GLPK.LPSolv(Objective_Function:POLYNOM, EQ_Polynomials:LIST, LE_Polynomials:LIST, GE_Polynomials:LIST, Bounds:LIST, Methode:STRING, MinMax:STRING)


The basic idea behind this package is to make the linear optimization program GLPK usable in/with ApCoCoA.

The package GLPK contains various functions that let you make use of the GLPK library, rather the stand-alone LP/MIP Solver glpsol.

Objective_Function: A linear polynomial which is equivalent to the linear objective Function.

EQ_Polynomials: List of linear polynomials, which are equivalent to the equality-part in the list of conditions.

LE_Polynomials: List of linear polynomials, which are equivalent to the lower or equal-part in the list of conditions.

GE_Polynomials: List of linear polynomials, which are equivalent to the greater or equal-part in the list of conditions.

Bounds: List of lists with two elements. Each List contains the lower and upper bounds for each variable.

Methode: You can choose between the inner-point-method (InnerP) or the simplex-algorithm (Simplex).

MinMax: Minimization (Min) or maximization (Max), that's the question.

When you execute the package, you had to specify the path of the LP solver "glpsol", i.e. GlpsolPath:="/usr/bin/";

and the working path, i.e. WorkingPath:="/home/user/";


<em>Linear programming example 1996 MBA exam</em>

A cargo plane has three compartments for storing cargo: front, centre and rear. 
These compartments have the following limits on both weight and space:

Compartment   Weight capacity (tonnes)   Space capacity (cubic metres)
Front         10                         6800
Centre        16                         8700
Rear          8                          5300

Furthermore, the weight of the cargo in the respective compartments must be the same 
proportion of that compartment's weight capacity to maintain the balance of the plane.

The following four cargoes are available for shipment on the next flight:

Cargo   Weight (tonnes)   Volume (cubic metres/tonne)  Profit (£/tonne)
C1      18                480                          310
C2      15                650                          380
C3      23                580                          350
C4      12                390                          285

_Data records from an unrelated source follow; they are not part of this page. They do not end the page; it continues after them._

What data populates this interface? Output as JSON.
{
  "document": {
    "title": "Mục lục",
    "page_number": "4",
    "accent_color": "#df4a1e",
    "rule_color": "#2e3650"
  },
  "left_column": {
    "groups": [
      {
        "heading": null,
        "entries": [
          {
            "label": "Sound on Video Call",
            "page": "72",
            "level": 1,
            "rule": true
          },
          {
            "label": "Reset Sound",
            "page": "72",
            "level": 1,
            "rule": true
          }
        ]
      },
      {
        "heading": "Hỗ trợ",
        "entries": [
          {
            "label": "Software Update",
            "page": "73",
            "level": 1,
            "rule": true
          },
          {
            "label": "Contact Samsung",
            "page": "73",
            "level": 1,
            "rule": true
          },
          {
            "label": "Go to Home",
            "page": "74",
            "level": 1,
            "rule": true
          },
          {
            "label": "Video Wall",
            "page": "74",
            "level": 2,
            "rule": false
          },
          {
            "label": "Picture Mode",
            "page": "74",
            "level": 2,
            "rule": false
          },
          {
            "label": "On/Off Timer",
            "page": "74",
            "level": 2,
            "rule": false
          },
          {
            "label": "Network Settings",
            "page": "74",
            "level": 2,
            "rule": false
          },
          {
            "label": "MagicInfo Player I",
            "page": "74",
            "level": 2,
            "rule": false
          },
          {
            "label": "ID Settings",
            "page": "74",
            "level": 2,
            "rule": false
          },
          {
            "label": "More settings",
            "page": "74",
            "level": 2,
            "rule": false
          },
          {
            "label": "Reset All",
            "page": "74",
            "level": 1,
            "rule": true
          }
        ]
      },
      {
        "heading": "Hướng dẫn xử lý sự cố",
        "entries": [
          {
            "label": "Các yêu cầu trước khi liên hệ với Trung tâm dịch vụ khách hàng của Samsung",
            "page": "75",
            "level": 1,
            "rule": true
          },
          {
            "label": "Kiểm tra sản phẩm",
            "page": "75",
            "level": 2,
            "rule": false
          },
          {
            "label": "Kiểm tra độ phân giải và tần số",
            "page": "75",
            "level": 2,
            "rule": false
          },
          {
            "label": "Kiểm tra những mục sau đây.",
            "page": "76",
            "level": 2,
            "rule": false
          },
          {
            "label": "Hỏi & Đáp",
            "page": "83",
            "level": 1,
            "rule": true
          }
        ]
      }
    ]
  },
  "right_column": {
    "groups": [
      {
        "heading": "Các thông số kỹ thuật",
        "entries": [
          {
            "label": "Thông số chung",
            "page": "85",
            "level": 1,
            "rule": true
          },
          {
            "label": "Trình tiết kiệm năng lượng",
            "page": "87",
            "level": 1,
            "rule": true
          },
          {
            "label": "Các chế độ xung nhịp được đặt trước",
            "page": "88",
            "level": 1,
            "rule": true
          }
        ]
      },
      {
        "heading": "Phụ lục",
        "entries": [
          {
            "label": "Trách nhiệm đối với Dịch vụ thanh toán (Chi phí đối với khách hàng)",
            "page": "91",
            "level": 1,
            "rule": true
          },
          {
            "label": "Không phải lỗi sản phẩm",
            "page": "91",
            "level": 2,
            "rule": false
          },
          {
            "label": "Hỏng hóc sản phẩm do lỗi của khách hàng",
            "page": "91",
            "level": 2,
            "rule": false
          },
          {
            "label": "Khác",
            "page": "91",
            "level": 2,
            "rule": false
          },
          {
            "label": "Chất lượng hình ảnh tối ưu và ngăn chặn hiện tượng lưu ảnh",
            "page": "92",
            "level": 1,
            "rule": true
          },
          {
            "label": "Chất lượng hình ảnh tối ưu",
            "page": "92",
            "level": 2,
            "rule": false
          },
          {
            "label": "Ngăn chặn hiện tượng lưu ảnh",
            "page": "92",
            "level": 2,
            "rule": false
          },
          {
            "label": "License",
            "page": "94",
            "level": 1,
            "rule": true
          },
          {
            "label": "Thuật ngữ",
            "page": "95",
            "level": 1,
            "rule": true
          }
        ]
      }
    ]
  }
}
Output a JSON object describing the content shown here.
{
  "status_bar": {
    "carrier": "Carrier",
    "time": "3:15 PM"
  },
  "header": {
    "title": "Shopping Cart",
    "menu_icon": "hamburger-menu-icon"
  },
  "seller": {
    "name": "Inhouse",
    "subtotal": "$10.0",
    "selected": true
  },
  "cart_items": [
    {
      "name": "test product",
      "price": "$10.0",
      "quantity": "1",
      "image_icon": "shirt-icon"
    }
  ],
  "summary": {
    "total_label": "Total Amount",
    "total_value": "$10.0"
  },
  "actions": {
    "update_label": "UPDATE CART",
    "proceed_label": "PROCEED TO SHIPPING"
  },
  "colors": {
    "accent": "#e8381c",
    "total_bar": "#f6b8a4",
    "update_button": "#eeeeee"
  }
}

Any proportion of these cargoes can be accepted. The objective is to determine how much 
(if any) of each cargo C1, C2, C3 and C4 should be accepted and how to distribute each 
among the compartments so that the total profit for the flight is maximised. 

To solve this problem we had to compose a linear program.